__AIM OF THE TASK__
The word "description" may appear in some lines of the data; copy every such line.

__SOURCE MATERIAL__
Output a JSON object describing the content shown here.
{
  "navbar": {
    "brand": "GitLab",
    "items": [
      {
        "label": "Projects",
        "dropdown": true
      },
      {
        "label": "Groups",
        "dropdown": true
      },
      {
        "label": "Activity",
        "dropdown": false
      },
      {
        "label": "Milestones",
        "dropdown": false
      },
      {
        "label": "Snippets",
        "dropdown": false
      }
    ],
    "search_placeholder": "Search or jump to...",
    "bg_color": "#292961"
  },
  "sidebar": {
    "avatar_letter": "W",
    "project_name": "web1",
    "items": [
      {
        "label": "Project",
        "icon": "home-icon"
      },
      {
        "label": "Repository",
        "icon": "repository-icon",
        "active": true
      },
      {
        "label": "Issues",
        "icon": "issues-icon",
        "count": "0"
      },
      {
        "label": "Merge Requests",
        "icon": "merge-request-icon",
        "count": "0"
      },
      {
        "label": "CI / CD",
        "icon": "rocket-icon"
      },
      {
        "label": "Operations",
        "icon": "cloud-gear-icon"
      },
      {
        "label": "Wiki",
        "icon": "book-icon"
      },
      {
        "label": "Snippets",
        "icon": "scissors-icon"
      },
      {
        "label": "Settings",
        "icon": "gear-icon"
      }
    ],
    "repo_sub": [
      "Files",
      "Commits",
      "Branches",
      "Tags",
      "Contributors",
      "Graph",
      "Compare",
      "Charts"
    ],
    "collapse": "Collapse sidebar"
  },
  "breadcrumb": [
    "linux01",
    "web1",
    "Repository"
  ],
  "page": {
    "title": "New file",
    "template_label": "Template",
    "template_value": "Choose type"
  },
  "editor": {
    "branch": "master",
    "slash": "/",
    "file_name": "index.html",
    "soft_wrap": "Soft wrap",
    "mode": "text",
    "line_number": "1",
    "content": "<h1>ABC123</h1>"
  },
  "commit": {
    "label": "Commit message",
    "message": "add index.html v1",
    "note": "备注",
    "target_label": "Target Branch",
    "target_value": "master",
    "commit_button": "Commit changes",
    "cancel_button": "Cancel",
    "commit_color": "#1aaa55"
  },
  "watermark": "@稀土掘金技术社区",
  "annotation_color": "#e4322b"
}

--

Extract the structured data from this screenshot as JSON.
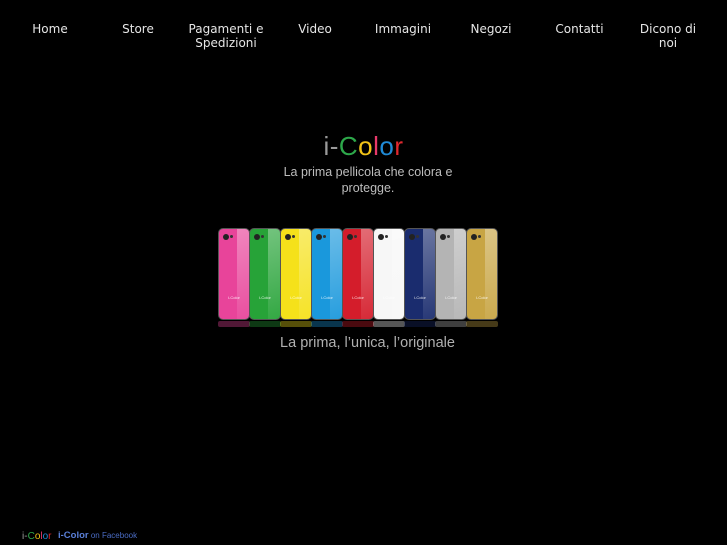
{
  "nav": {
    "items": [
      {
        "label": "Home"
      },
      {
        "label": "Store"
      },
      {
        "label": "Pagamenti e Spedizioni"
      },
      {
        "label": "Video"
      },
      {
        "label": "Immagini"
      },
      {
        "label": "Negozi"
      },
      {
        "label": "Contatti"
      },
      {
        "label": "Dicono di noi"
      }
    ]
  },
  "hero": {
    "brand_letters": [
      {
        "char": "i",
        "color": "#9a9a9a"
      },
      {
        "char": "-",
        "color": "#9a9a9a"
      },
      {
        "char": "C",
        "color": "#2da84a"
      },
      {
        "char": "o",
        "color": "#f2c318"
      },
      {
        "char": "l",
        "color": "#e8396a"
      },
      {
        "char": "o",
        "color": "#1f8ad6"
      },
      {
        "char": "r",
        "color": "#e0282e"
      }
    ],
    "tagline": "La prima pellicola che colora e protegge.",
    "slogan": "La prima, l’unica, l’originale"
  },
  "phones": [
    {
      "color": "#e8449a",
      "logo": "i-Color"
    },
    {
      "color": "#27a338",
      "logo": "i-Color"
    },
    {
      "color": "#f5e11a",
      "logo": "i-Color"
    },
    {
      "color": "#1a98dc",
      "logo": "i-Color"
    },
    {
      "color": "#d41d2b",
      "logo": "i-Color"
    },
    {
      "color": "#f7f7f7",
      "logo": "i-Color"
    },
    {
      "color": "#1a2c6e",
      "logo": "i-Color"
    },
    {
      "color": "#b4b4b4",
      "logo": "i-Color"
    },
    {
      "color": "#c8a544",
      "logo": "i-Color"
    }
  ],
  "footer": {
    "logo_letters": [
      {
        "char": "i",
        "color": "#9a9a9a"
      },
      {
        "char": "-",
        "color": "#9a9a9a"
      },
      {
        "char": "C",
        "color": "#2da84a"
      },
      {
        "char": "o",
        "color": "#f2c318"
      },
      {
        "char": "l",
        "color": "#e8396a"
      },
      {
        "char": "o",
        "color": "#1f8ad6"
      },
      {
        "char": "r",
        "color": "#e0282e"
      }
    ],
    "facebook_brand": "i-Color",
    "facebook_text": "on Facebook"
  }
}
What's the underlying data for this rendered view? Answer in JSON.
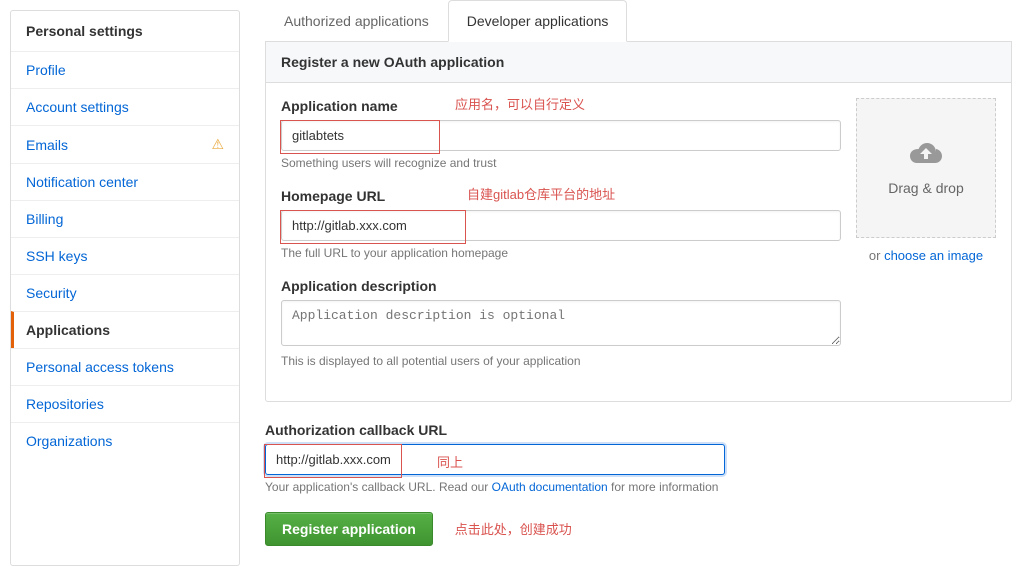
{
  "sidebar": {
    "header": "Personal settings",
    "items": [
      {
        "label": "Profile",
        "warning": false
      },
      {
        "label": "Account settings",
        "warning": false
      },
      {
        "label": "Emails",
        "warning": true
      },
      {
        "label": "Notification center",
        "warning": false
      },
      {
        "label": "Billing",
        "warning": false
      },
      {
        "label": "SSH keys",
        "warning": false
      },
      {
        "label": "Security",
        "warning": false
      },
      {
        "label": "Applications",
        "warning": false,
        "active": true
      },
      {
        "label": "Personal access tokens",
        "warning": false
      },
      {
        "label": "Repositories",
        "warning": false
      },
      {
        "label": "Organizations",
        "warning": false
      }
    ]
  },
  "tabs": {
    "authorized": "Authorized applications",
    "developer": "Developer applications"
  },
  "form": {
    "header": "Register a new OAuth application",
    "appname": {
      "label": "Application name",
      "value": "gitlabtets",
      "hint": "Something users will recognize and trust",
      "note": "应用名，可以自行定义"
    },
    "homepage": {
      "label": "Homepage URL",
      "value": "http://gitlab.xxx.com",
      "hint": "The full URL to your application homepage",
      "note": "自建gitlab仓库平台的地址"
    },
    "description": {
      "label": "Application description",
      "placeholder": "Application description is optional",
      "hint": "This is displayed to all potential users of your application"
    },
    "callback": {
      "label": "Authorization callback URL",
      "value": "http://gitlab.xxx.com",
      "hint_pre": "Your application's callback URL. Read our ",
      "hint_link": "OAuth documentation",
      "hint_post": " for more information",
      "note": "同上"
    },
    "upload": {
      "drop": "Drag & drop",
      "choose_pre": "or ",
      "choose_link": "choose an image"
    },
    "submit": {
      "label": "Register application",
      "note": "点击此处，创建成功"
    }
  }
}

__TASK RESPONSE__
    "description": {
      "label": "Application description",
      "placeholder": "Application description is optional",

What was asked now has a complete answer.